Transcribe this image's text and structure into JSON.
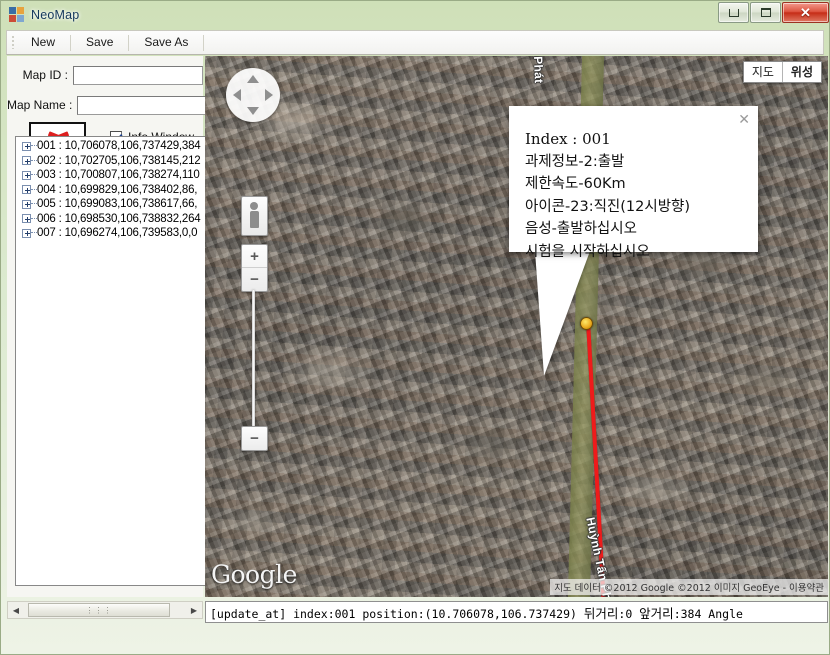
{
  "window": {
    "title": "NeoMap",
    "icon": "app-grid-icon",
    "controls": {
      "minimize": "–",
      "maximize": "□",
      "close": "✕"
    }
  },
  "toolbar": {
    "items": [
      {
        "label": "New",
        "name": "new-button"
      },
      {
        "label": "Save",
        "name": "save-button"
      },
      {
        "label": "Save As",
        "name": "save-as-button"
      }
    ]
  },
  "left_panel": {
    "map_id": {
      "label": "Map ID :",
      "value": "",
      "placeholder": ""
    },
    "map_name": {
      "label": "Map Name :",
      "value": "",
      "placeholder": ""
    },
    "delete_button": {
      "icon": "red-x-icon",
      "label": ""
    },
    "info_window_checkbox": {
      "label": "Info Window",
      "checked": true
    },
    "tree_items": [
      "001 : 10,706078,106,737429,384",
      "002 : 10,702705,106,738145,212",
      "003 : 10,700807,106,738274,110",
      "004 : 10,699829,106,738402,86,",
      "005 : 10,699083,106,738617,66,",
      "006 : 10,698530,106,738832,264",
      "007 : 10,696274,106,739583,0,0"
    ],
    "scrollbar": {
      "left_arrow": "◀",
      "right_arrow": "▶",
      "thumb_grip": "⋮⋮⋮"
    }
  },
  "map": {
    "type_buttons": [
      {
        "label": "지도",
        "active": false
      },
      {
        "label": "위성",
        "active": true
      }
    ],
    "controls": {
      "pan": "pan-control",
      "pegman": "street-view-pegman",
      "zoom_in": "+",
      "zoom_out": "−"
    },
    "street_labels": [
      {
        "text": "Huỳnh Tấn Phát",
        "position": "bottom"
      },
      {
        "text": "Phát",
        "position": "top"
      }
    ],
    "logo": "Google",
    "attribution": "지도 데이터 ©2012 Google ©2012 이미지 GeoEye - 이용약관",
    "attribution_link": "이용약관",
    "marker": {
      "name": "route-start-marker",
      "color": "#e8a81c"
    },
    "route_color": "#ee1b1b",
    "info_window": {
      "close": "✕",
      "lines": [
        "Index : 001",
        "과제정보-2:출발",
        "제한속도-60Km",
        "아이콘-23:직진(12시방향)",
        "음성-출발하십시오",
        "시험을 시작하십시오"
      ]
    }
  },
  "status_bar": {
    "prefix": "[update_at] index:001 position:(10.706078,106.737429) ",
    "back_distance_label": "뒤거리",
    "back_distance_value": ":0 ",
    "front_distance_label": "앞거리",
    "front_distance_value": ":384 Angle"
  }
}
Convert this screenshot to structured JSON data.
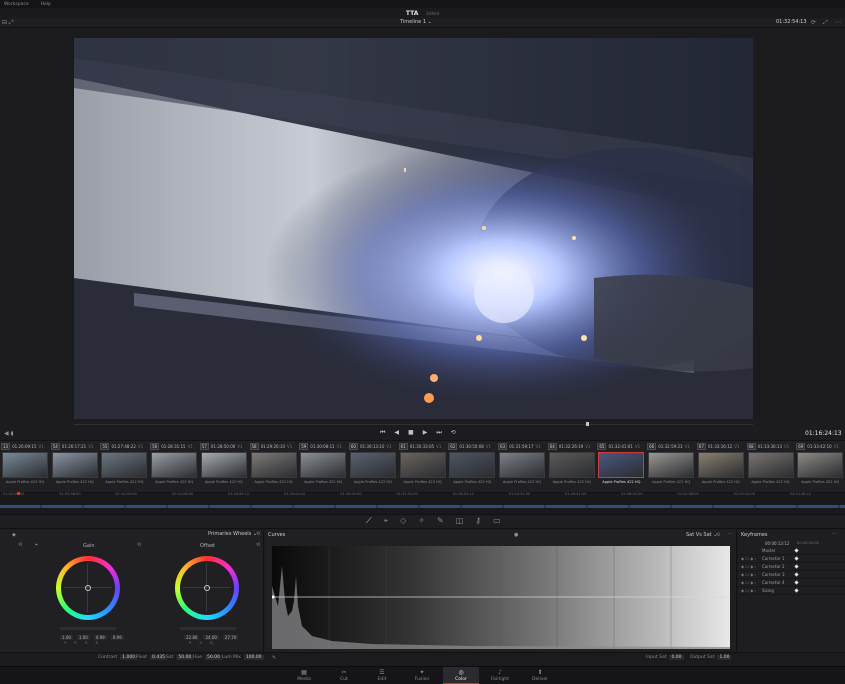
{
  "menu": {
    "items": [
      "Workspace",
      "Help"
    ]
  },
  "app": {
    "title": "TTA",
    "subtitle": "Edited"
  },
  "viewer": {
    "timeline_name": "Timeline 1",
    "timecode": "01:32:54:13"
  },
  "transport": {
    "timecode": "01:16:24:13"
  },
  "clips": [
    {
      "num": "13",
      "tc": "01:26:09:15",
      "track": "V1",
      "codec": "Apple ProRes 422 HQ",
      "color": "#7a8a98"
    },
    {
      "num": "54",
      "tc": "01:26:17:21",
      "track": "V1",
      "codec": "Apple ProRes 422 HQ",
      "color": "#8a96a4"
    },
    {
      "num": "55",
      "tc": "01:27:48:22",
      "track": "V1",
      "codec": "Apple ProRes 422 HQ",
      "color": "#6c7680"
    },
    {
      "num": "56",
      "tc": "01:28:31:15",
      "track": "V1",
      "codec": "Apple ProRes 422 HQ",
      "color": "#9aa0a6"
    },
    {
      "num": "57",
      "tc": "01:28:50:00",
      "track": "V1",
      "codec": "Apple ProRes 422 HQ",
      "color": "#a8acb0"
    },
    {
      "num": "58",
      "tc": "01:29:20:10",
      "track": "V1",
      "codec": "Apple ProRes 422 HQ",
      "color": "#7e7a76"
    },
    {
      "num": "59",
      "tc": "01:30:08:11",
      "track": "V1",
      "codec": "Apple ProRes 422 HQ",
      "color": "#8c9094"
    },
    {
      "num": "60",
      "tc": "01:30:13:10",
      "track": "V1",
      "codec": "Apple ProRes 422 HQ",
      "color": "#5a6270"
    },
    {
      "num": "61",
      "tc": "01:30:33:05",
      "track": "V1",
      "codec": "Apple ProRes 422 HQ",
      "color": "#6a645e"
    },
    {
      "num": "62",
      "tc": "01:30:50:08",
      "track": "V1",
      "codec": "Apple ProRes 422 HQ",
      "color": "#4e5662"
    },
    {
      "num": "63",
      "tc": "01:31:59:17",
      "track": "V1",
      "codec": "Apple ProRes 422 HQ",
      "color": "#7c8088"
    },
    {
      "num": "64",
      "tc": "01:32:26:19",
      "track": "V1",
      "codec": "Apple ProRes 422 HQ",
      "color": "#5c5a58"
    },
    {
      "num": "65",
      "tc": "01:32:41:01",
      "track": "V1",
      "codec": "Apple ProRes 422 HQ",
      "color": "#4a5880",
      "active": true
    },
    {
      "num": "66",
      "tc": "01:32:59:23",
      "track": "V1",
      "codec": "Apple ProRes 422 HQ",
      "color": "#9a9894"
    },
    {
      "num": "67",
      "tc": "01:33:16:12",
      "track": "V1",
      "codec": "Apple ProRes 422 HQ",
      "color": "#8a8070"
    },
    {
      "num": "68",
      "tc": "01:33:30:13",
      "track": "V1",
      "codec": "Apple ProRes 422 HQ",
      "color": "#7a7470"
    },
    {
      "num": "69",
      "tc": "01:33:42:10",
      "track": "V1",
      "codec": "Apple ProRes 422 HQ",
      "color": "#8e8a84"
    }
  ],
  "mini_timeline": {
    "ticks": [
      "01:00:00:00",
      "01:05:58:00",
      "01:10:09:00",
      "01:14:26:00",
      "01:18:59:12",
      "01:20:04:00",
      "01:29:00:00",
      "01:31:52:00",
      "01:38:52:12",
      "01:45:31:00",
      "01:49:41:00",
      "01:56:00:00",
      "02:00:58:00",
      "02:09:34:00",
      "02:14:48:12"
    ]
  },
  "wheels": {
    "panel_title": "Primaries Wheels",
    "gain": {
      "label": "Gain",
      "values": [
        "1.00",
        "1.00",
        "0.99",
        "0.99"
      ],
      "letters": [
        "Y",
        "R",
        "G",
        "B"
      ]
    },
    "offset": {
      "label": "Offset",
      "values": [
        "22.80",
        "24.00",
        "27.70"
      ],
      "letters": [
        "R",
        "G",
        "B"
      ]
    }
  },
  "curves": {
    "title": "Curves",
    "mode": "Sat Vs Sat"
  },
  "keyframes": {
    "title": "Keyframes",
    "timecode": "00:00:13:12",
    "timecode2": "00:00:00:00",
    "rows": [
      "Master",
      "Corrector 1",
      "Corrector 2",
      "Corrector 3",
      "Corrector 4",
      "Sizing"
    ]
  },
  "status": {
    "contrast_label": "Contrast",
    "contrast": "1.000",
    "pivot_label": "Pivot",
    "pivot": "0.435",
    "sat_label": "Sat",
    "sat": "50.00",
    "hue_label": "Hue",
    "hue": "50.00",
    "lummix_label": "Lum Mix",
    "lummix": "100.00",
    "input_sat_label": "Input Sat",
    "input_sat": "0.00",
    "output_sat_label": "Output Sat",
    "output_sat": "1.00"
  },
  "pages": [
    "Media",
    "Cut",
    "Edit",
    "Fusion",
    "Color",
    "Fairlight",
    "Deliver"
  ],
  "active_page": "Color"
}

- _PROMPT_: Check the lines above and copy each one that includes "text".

- _ANSWER SPACE_:
Transcribe this image's text and structure into JSON.
        "text": "Huỳnh Tấn Phát",
        "text": "Phát",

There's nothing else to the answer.